Segment Start: Material shown
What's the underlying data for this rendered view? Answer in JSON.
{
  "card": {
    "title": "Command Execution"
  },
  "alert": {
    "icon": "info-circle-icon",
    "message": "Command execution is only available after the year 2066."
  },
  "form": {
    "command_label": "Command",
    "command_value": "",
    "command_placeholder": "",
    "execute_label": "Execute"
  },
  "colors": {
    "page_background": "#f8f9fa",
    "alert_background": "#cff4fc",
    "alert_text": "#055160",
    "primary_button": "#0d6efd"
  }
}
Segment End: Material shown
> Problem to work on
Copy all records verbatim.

> Written answer
What's the underlying data for this rendered view? Answer in JSON.
{
  "card": {
    "title": "Command Execution"
  },
  "alert": {
    "icon": "info-circle-icon",
    "message": "Command execution is only available after the year 2066."
  },
  "form": {
    "command_label": "Command",
    "command_value": "",
    "command_placeholder": "",
    "execute_label": "Execute"
  },
  "colors": {
    "page_background": "#f8f9fa",
    "alert_background": "#cff4fc",
    "alert_text": "#055160",
    "primary_button": "#0d6efd"
  }
}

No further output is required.